My wife is an artist. She’s also a really good writer, but even in her most self-aware moments she won’t cop to it. But the thing is, the same is true for her art.
Writing gives her no pleasure. It’s work for her. She thinks what I do is… cool and inaccessible.
In contrast, her art is sweet morphine flowing through her gypsy soul. It comes naturally, it is who she is. And she is many things, many women, an enchantress of whimsy and a portal to the subtext of the world which finds expression through the images she creates.
She sees God in flowers and in the intricate mysteries of drying leaves. She immortalizes moments and merges the whimsical with vivid truths.
Writers do that, too.
I believe it is nearly impossible to be an artist – or a writer, for that matter – and claim to believe in nothing. My wife believes in a Creator and in life, and her art is her worship.
People look at her stuff and marvel. And yet, when we talk about art and artists, she feels separate and unworthy. Even though our walls attest to her gift, and her days are filled with the creation of beauty, expression and wonder.
She views life through the lens of an artist. Because she is one. Simply because she is immersed in the pursuit of its expression.
And she should be thankful.
Writers are similarly blessed.
I know many writers – they flock to workshops and conferences – who won’t cop to the nametag. As if there is some milestone, some mysterious criteria – like being published or having sat in front of agent pitching your humble stories – that puts space between those who tinker with writing and those who are unquestionably lost to it.
Screenwriter Larry Ferguson (The Hunt for Red October, Aliens, and other notable films) said it well, though I paraphrase here: A writer is someone who writes. Period. And if you are going to write, do it with passion and courage. It is a noble thing, and in any case, at any level, it’s always better than carrying a gun.
So give thanks today. Because you are a writer.
I’ve often said that writers are different.
Not better, certainly, as history and a good look around the writing conference room will attest. The ghost of Sylvia Plath still lingers at the bar.
But writers experience the world and themselves in a unique way.
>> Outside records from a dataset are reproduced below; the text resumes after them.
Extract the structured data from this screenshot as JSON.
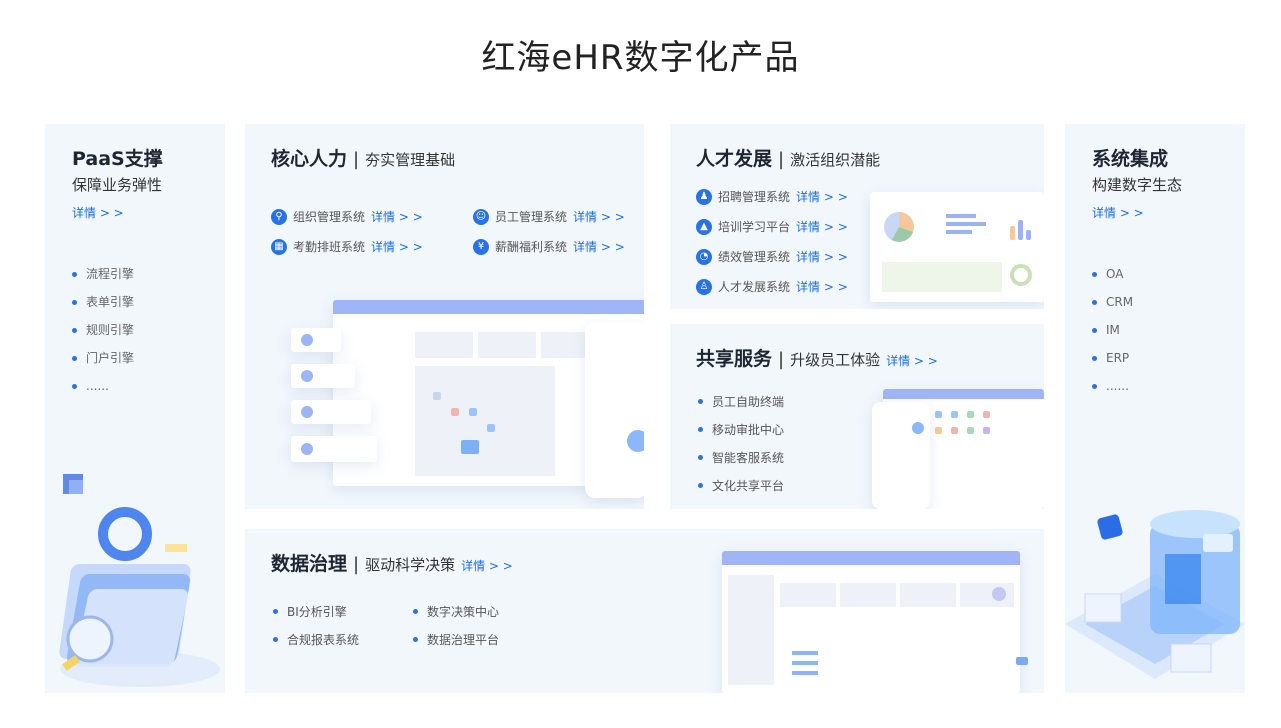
{
  "page": {
    "title": "红海eHR数字化产品"
  },
  "paas": {
    "title": "PaaS支撑",
    "subtitle": "保障业务弹性",
    "detail": "详情 > >",
    "items": [
      "流程引擎",
      "表单引擎",
      "规则引擎",
      "门户引擎",
      "......"
    ]
  },
  "core": {
    "title": "核心人力",
    "separator": "|",
    "subtitle": "夯实管理基础",
    "systems": [
      {
        "label": "组织管理系统",
        "detail": "详情 > >",
        "icon": "org-chart-icon"
      },
      {
        "label": "员工管理系统",
        "detail": "详情 > >",
        "icon": "user-icon"
      },
      {
        "label": "考勤排班系统",
        "detail": "详情 > >",
        "icon": "calendar-icon"
      },
      {
        "label": "薪酬福利系统",
        "detail": "详情 > >",
        "icon": "yen-coin-icon"
      }
    ]
  },
  "talent": {
    "title": "人才发展",
    "separator": "|",
    "subtitle": "激活组织潜能",
    "systems": [
      {
        "label": "招聘管理系统",
        "detail": "详情 > >",
        "icon": "recruit-icon"
      },
      {
        "label": "培训学习平台",
        "detail": "详情 > >",
        "icon": "graduation-cap-icon"
      },
      {
        "label": "绩效管理系统",
        "detail": "详情 > >",
        "icon": "pie-chart-icon"
      },
      {
        "label": "人才发展系统",
        "detail": "详情 > >",
        "icon": "person-growth-icon"
      }
    ]
  },
  "shared": {
    "title": "共享服务",
    "separator": "|",
    "subtitle": "升级员工体验",
    "detail": "详情 > >",
    "items": [
      "员工自助终端",
      "移动审批中心",
      "智能客服系统",
      "文化共享平台"
    ]
  },
  "data_gov": {
    "title": "数据治理",
    "separator": "|",
    "subtitle": "驱动科学决策",
    "detail": "详情 > >",
    "items": [
      "BI分析引擎",
      "数字决策中心",
      "合规报表系统",
      "数据治理平台"
    ]
  },
  "integration": {
    "title": "系统集成",
    "subtitle": "构建数字生态",
    "detail": "详情 > >",
    "items": [
      "OA",
      "CRM",
      "IM",
      "ERP",
      "......"
    ]
  },
  "colors": {
    "accent": "#1d6de0",
    "card_bg": "#f2f7fc",
    "title": "#1f2633"
  }
}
We look for meaning. We see it even when we are not paying attention, which is seldom because, as writers, paying attention is what we do. We are scribes to the ticking of the days, and we have a job to do. We are not at peace unless we are doing it.
We recognize irony, we look the abyss in the eye, and we pause to honor beauty, while others are fighting to change lanes or raising a glass to… nothing at all.
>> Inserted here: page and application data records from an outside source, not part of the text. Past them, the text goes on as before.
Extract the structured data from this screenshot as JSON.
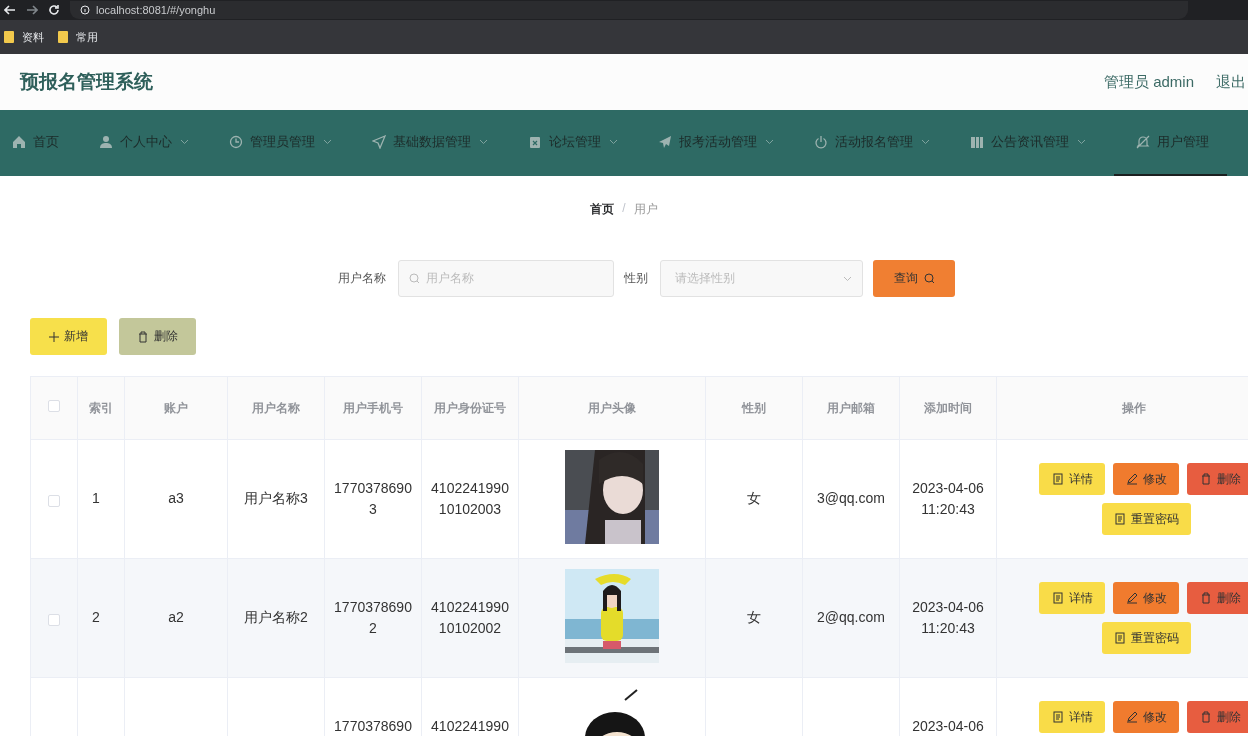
{
  "browser": {
    "url": "localhost:8081/#/yonghu",
    "bookmarks": [
      "资料",
      "常用"
    ]
  },
  "header": {
    "title": "预报名管理系统",
    "user": "管理员 admin",
    "logout": "退出"
  },
  "nav": {
    "items": [
      {
        "label": "首页",
        "dropdown": false,
        "selected": false
      },
      {
        "label": "个人中心",
        "dropdown": true,
        "selected": false
      },
      {
        "label": "管理员管理",
        "dropdown": true,
        "selected": false
      },
      {
        "label": "基础数据管理",
        "dropdown": true,
        "selected": false
      },
      {
        "label": "论坛管理",
        "dropdown": true,
        "selected": false
      },
      {
        "label": "报考活动管理",
        "dropdown": true,
        "selected": false
      },
      {
        "label": "活动报名管理",
        "dropdown": true,
        "selected": false
      },
      {
        "label": "公告资讯管理",
        "dropdown": true,
        "selected": false
      },
      {
        "label": "用户管理",
        "dropdown": false,
        "selected": true
      }
    ]
  },
  "breadcrumb": {
    "items": [
      "首页",
      "用户"
    ],
    "separator": "/"
  },
  "search": {
    "name_label": "用户名称",
    "name_placeholder": "用户名称",
    "gender_label": "性别",
    "gender_placeholder": "请选择性别",
    "button": "查询"
  },
  "toolbar": [
    {
      "kind": "add",
      "label": "新增"
    },
    {
      "kind": "delete",
      "label": "删除"
    }
  ],
  "table": {
    "select_all": {
      "checked": false
    },
    "columns": [
      "索引",
      "账户",
      "用户名称",
      "用户手机号",
      "用户身份证号",
      "用户头像",
      "性别",
      "用户邮箱",
      "添加时间",
      "操作"
    ],
    "rows": [
      {
        "checked": false,
        "index": "1",
        "account": "a3",
        "name": "用户名称3",
        "phone": "17703786903",
        "idcard": "410224199010102003",
        "avatar": {
          "kind": "picture"
        },
        "gender": "女",
        "email": "3@qq.com",
        "time": "2023-04-06 11:20:43",
        "actions": [
          {
            "kind": "detail",
            "label": "详情"
          },
          {
            "kind": "edit",
            "label": "修改"
          },
          {
            "kind": "delete",
            "label": "删除"
          },
          {
            "kind": "reset",
            "label": "重置密码"
          }
        ]
      },
      {
        "checked": false,
        "index": "2",
        "account": "a2",
        "name": "用户名称2",
        "phone": "17703786902",
        "idcard": "410224199010102002",
        "avatar": {
          "kind": "picture"
        },
        "gender": "女",
        "email": "2@qq.com",
        "time": "2023-04-06 11:20:43",
        "actions": [
          {
            "kind": "detail",
            "label": "详情"
          },
          {
            "kind": "edit",
            "label": "修改"
          },
          {
            "kind": "delete",
            "label": "删除"
          },
          {
            "kind": "reset",
            "label": "重置密码"
          }
        ]
      },
      {
        "phone": "1770378690",
        "idcard": "4102241990",
        "avatar": {
          "kind": "picture"
        },
        "time": "2023-04-06",
        "actions": [
          {
            "kind": "detail",
            "label": "详情"
          },
          {
            "kind": "edit",
            "label": "修改"
          },
          {
            "kind": "delete",
            "label": "删除"
          }
        ]
      }
    ]
  }
}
We go on amazing adventures. We encounter great heroes and disturbing villains. We fall in love, over and over, and our broken hearts heal in our next story.
We remember with a vividness that challenges the laws of time itself.
Along the way, we encounter and embrace our truth.
We have a free pass into darkness, and when we return, we celebrate the sunshine.
This is a wonder available to all, but known by few. If you are reading this, then you are a writer, simply by paying attention. You are already nodding.
Our burden – which in our weaker moments (of which we have many) is how we view it – this burning need to explore life in words is misunderstood and elusive, even to us. And yet, who among us does not look upon someone who writes in a journal every night and not see someone special there, someone who is, at least in one aspect, alive like we are.
Writers get to embrace the double negative and skip the question mark when the inquiry is rhetorical.
Writers are blessed. Not cursed as some would believe.
And with great blessings come great responsibility (there’s a beer commercial out there that leverages this same thought, an example we writers are always humbled by banal reality), and ours is to write it down, make sense of the noise, to reach out and provoke and probe, to ask questions and venture answers.
To embrace life, wrestle it to the mat, submit to it and conquer it. To love it to death. To stretch limits, consider the unthinkable and the impossible. Allow fear and love and hope to ooze from our pores.
To hug the world.
All this, simply by applying butt to chair and allowing your mind to spill onto a blank screen or page, often with a drop of blood or two. When writing calls our name, we must answer before we find peace.
So give thanks today. You are a writer.
The bearer of a quiet mantle that cannot be taken from you, even in the face of life’s most challenging chapters. Which, no matter how it slams you, will end up on your page, battled and bruised and broken down into sensibility, because you are a worthy foe.
And in doing so, you will have conquered it.
You will spin it and apply meaning to it and then, no matter what happens to your work, bestow it upon the world.
You will throw it out there. At the end of the day this is all any writer can do.
Even a story that resides in a drawer has been given life, and thus has been released from the prison of the writer’s soul.
Writing is a great big shiny key that sets you free.
Writing is a worthy purpose. What you write is a gift you are giving back to the universe. If you don’t feel that to be the case, keep working on it until you do.
God, or whatever word you use in that context, loves nothing more than to see his children seek to understand.
And that, dear writer friends, is the essence of being alive, and on a level that few attain.
At least, until they pick up a pen.
Image credit: a painting by Laura Brooks. Used without the artist’s permission, because she’s downstairs preparing a beautiful Thanksgiving dinner and feels unworthy of the nametag of “artist.” As you can see, she is avoiding the obvious.